    Louis de Broglie
    Louis de Broglie is most famous for his proposal that particles can hold properties of waves. He created an equation that relates wavelength and particle with speed. Regarding atomic theory, this applies the most to electrons which contain properties of both a particle and wave.
  • Wolfgang Pauli

    Wolfgang Pauli
    The Pauli exclusion principle states that two or more fermions(particles with a half-integer spin) such as electrons cannot share the exact four quantum numbers. This means two electrons found in the same orbital must have opposite spins. It should be noted that Pauli was primarily a theoretical physicist and created this principle by observing the papers of others as well as their findings.
  • Erwin Schrodinger

    Erwin Schrodinger
    Instead of being found in specific rings, Shrodinger found that electrons instead occupy clouds of probability. Because electrons behave both as particles and waves, it's impossible to know the electrons' position and velocity. There are certain places electrons will be more likely to be located but their exact location is unsure.
  • Werner Heisenberg

    Werner Heisenberg
    Heisenburg is famous for his uncertainty principle which states that no two conjugate physical quantities can be measured simultaneously with 100%. Position and momentum are two conjugate physical properties and so only one can be known for sure, this explains electron probability clouds.
  • James Chadwick

    James Chadwick
    Shortly after Schrodinger creates the quantum mechanical model, Chadwick proved the existence of the neutron. Initially suggested by Rutherford, the existence of the neutron was long speculated and if proven would help explain the inner workings of the atom more extensively. Chadwick discovered the proton by bombarding numerous materials with alpha radiation determining that the resulting radiation that was produced was a neutral particle roughly equal in mass to a proton, now called a neutron.
  • Irene Joliot Curie

    Irene Joliot Curie
    Discovering that radioactive elements can be artificially produced through exposure to radiation, Irene Curie followed in the footsteps of her parents. This discovery led to advancements regarding radioisotopes as well as various uses for radiochemistry. Her discovery that radioactive elements could be made artificially significantly reduced the costs of future research on radioactivity.
  • Robert J. LeRoy

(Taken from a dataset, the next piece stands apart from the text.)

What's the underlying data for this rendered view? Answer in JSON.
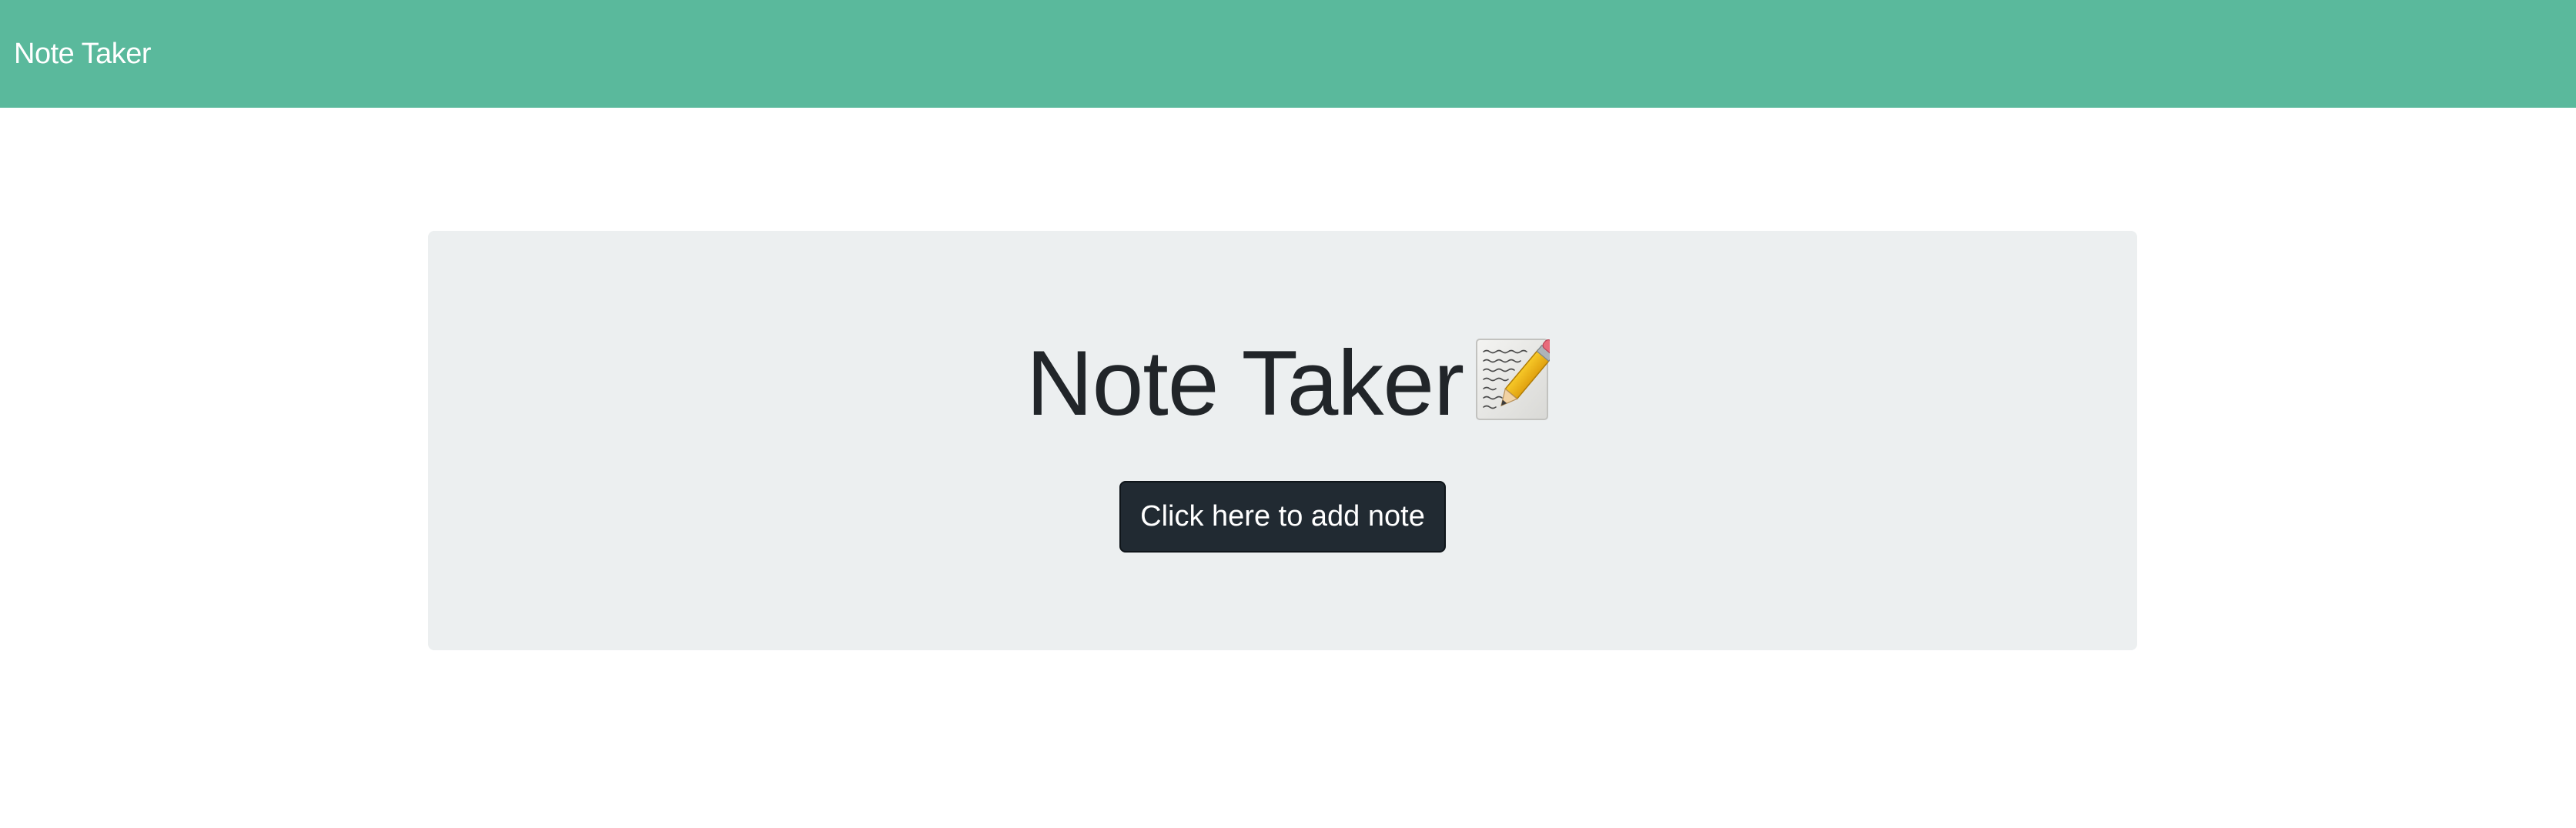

    Robert J. LeRoy
    When asked to explain his profession to the general public, LeRoy said: "I study the sex life of molecules.". He is the father of the LeRoy radius, a technique to determine the radius of a molecule allowing for greater understanding of both internal and external forces acting on the molecule. Unsure of when he created the LeRoy radius, I used his birthday as the date.
  • Dorothy Crowfoot Hodgkin

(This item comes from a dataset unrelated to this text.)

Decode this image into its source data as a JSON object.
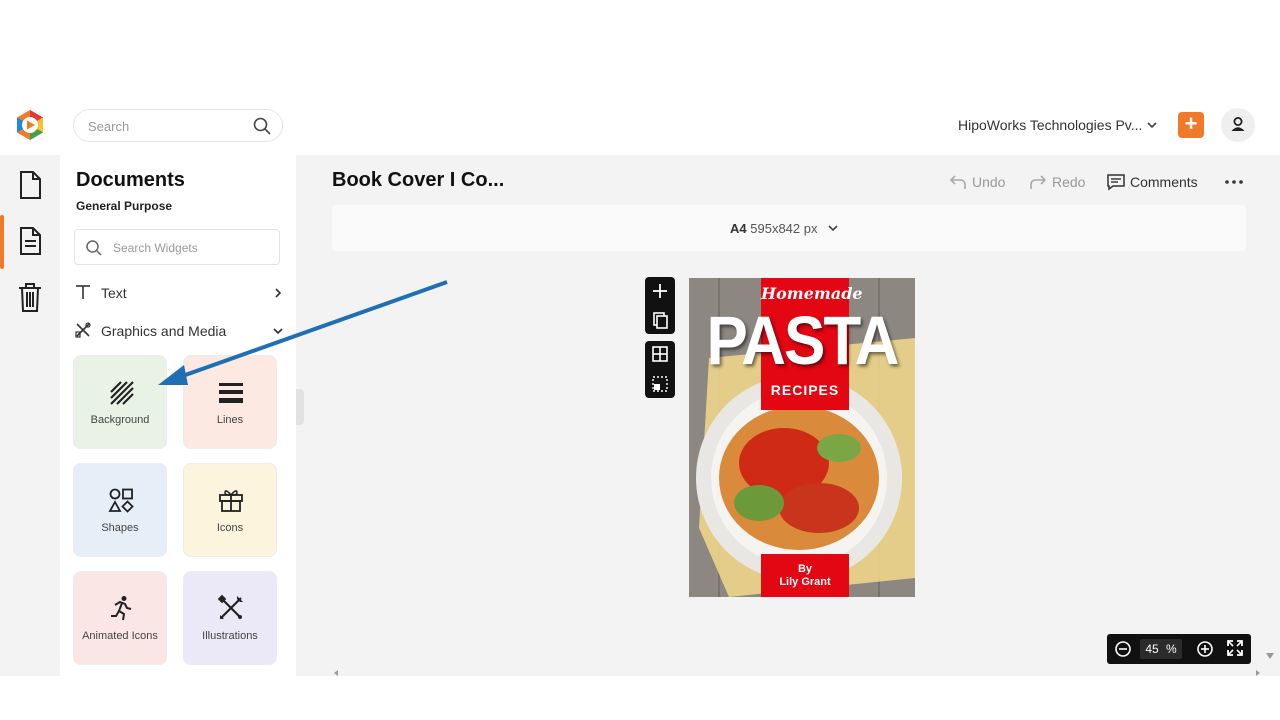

    Dorothy Crowfoot Hodgkin
    Born in Egypt, she discovered three-dimensional biomolecular structures. She continued to decipher the structures of steroids, penicillin, vitamin B12, and insulin. The method of x-ray crystallography which she helped to develop was used to discover the structures of many more molecules later on. She received a Nobel prize in chemistry in 1964 for her work.
  • Ronald J. Gillespie

    Ronald J. Gillespie
    Ronald J. Gillespie is best known for his work developing valence shell electron repulsion (VSEPR) theory. This theory allows for the shape of molecules to be predicted from their formula given atoms in a molecule will arrange themselves to reduce the repulsion between electrons in different valence shells.
  • Richard F.W. Bader

    Richard F.W. Bader
    Richard F.W. Bader (Canadian Chemist) is best known for his work to create the QTAIM (Quantum Theory of Atoms in Molecules). This theory emphasizes the importance of electron density and it's relationship to physical properties. Bader devoted his life to promoting the importance of electron density but had a difficult time convincing the scientific community. Nearing the end of his life he finally saw his theory published in a scientific paper.